anti-government opposition that
their active grass-roots lobbying
payed off with the creation of a
false mandate.
More than 12.5 million college
students, their parents, high
school students, graduates, and
other supporters of student aid
bear the potential collective
strength to make further cuts
politically impossible. Even you
couldn't deny the significance of
30.000 known letters sent from all

Witt has bad timing

To the Daily:
Poor Howard Witt. He has
terrible timing.
If he had waited until Thursday
to publish his column, he would
have had the words of David
Stockman to back him up. With
his remarks on the "trickle
down" nature of Reagan's
economic program, the
President's own budget director
provides evidence for Witt's
assertion that conservatism is in
part a philosophy for the rich and
greedy.
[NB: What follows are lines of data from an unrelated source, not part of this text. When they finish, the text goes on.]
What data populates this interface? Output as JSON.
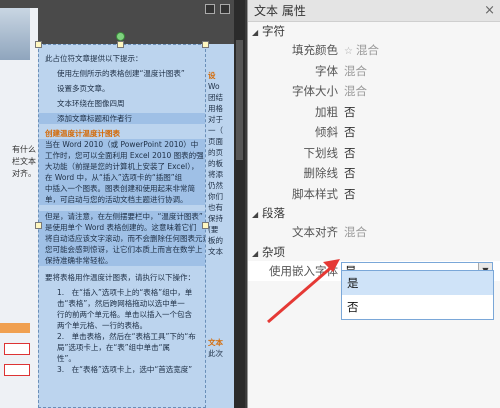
{
  "panel": {
    "title": "文本 属性",
    "close_glyph": "×",
    "sections": {
      "char": "字符",
      "para": "段落",
      "misc": "杂项"
    },
    "rows": {
      "fill": {
        "label": "填充颜色",
        "value": "混合"
      },
      "font": {
        "label": "字体",
        "value": "混合"
      },
      "size": {
        "label": "字体大小",
        "value": "混合"
      },
      "bold": {
        "label": "加粗",
        "value": "否"
      },
      "italic": {
        "label": "倾斜",
        "value": "否"
      },
      "underline": {
        "label": "下划线",
        "value": "否"
      },
      "strike": {
        "label": "删除线",
        "value": "否"
      },
      "script": {
        "label": "脚本样式",
        "value": "否"
      },
      "align": {
        "label": "文本对齐",
        "value": "混合"
      },
      "embed": {
        "label": "使用嵌入字体",
        "value": "是"
      }
    },
    "dropdown_options": [
      "是",
      "否"
    ]
  },
  "document": {
    "frame_lines": [
      "此占位符文章提供以下提示：",
      "使用左侧所示的表格创建“温度计图表”",
      "设置多页文章。",
      "文本环绕在图像四周",
      "添加文章标题和作者行",
      "创建温度计温度计图表",
      "当在 Word 2010（或 PowerPoint 2010）中",
      "工作时，您可以全面利用 Excel 2010 图表的强",
      "大功能（前提是您的计算机上安装了 Excel），",
      "在 Word 中，从“插入”选项卡的“插图”组",
      "中插入一个图表。图表创建和使用起来非常简",
      "单，可启动与您的活动文档主题进行协调。",
      "但是，请注意，在左侧摆要栏中，“温度计图表”",
      "是使用单个 Word 表格创建的。这意味着它们",
      "将自动适应该文字滚动，而不会删除任何图表元素。",
      "您可能会感到惊讶，让它们本质上而言在数学上",
      "保持准确非常轻松。",
      "要将表格用作温度计图表，请执行以下操作：",
      "1.　在“插入”选项卡上的“表格”组中，单",
      "击“表格”，然后跨网格拖动以选中单一",
      "行的前两个单元格。单击以插入一个包含",
      "两个单元格、一行的表格。",
      "2.　单击表格，然后在“表格工具”下的“布",
      "局”选项卡上，在“表”组中单击“属",
      "性”。",
      "3.　在“表格”选项卡上，选中“首选宽度”"
    ],
    "right_col_lines": [
      "设",
      "Wo",
      "团结",
      "用格",
      "",
      "对于",
      "一（",
      "页面",
      "的页",
      "的板",
      "将添",
      "",
      "仍然",
      "你们",
      "也有",
      "保持",
      "(要",
      "板的",
      "",
      "文本",
      "",
      "",
      "",
      "",
      "",
      "",
      "",
      "",
      "",
      "",
      "",
      "",
      "文本",
      "此次"
    ],
    "strip_text": [
      "有什么",
      "栏文本",
      "对齐。"
    ]
  }
}
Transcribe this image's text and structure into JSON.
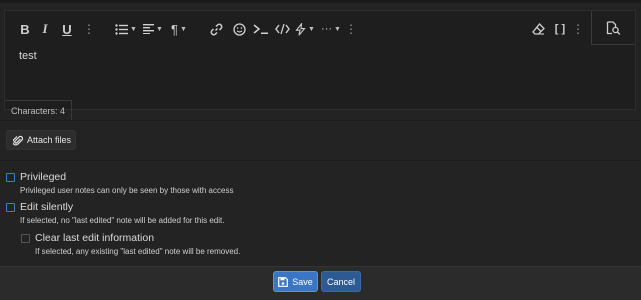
{
  "editor": {
    "toolbar": {
      "bold": "B",
      "italic": "I",
      "underline": "U",
      "more": "⋮",
      "list": "☰",
      "align": "☰",
      "paragraph": "¶",
      "link": "🔗",
      "emoji": "☺",
      "code_inline": "≻_",
      "code_block": "</>",
      "insert": "⚡",
      "more_options": "···",
      "clear_format": "⌫",
      "brackets": "[ ]"
    },
    "content": "test",
    "char_count": "Characters: 4"
  },
  "attach": {
    "label": "Attach files"
  },
  "options": [
    {
      "label": "Privileged",
      "hint": "Privileged user notes can only be seen by those with access"
    },
    {
      "label": "Edit silently",
      "hint": "If selected, no \"last edited\" note will be added for this edit."
    },
    {
      "label": "Clear last edit information",
      "hint": "If selected, any existing \"last edited\" note will be removed."
    }
  ],
  "footer": {
    "save_label": "Save",
    "cancel_label": "Cancel"
  },
  "colors": {
    "accent": "#3a76c4",
    "accent_dark": "#2d5a92",
    "checkbox_border": "#3d7bd1",
    "background": "#232323"
  }
}
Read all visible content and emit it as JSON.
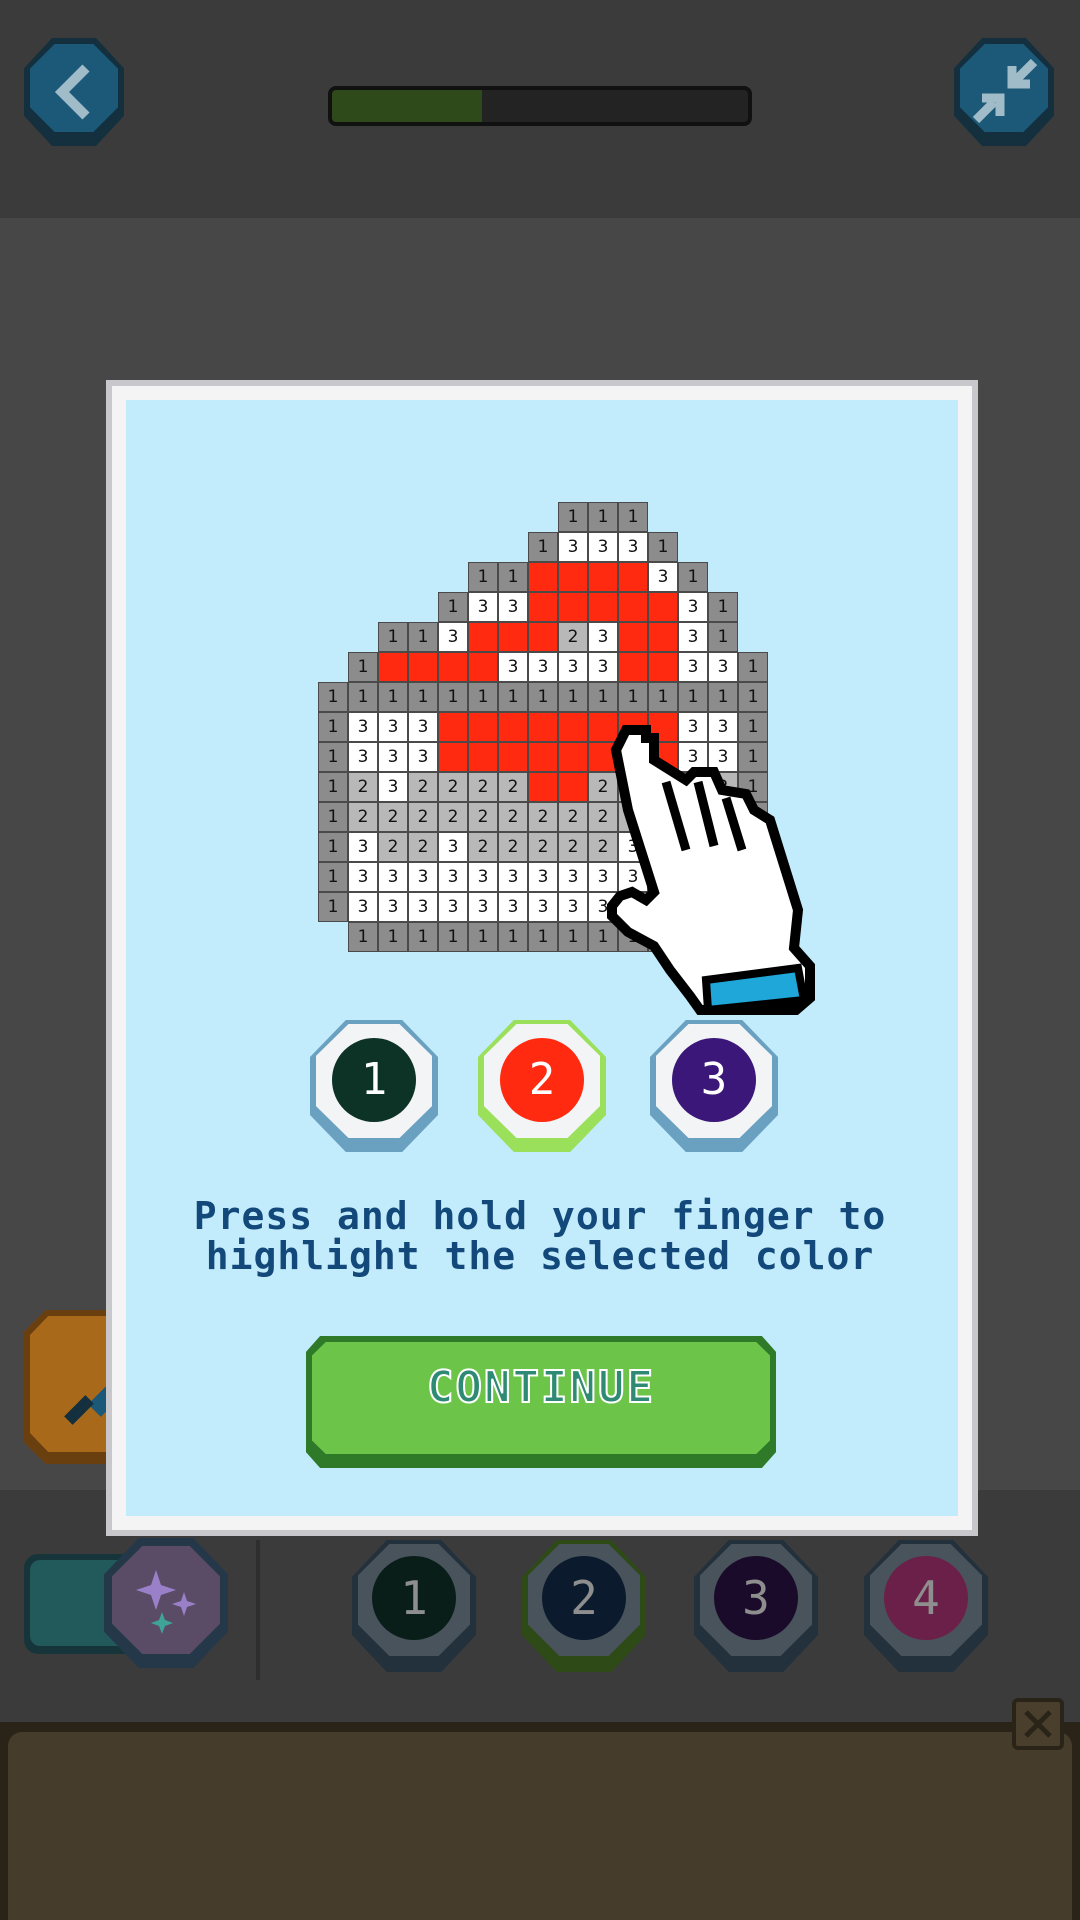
{
  "progress": {
    "fraction": 0.36,
    "fill_color": "#2f4a1a"
  },
  "header": {
    "back_icon": "chevron-left-icon",
    "collapse_icon": "collapse-arrows-icon"
  },
  "tool": {
    "brush_icon": "paint-brush-icon",
    "magic_icon": "sparkles-icon"
  },
  "palette": [
    {
      "label": "1",
      "color": "#0a1e19",
      "selected": false
    },
    {
      "label": "2",
      "color": "#0b1a2d",
      "selected": true
    },
    {
      "label": "3",
      "color": "#1b0b2a",
      "selected": false
    },
    {
      "label": "4",
      "color": "#6a2048",
      "selected": false
    }
  ],
  "drawer": {
    "close_icon": "close-x-icon"
  },
  "tutorial": {
    "grid": [
      "........111....",
      ".......13331...",
      ".....11RRRR31..",
      "....133RRRRR31.",
      "..113RRR23RR31.",
      ".1RRRR3333RR331",
      "111111111111111",
      "1333RRRRRRRR331",
      "1333RRRRRRRR331",
      "1232222RR222221",
      "122222222222221",
      "132232222232221",
      "133333333333331",
      "133333333333331",
      ".1111111111111."
    ],
    "swatches": [
      {
        "label": "1",
        "color": "#0c3325",
        "selected": false
      },
      {
        "label": "2",
        "color": "#ff2a10",
        "selected": true
      },
      {
        "label": "3",
        "color": "#3a1778",
        "selected": false
      }
    ],
    "instruction": "Press and hold your finger to highlight the selected color",
    "continue_label": "CONTINUE",
    "hand_icon": "pointing-hand-icon"
  }
}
If Witt had only been able
to wait until Thursday, he could
have looked to OMB for supportd
But nooooo (as another
Chicagoan used to say). The
'Fe iffer' car
To the Daily:,
The editorial cartoon "Feiffer"

regular Tuesday publication of
Witt's column gave two precious
days to those who disagreed with- W
him: one day to 'write affronted
letters to the editor and another,
for the Daily to print them. In'
stead of being applauded for his
insight, Howard Witt is now
chastised for thinking of spitting,.
when it seems his principal error
is simply bad timing.
Now that Stockman has made
the views of the administration a:-
little clearer, I wonder how many
of Thursday's letter writers will
reconsider their reactions-and
perhaps their politics, as well.
-Deborah Tyma
November 13
toon unfair
terest in peace and recognized
Israel's right to exist.

Back to Top

© 2021 Regents of the University of Michigan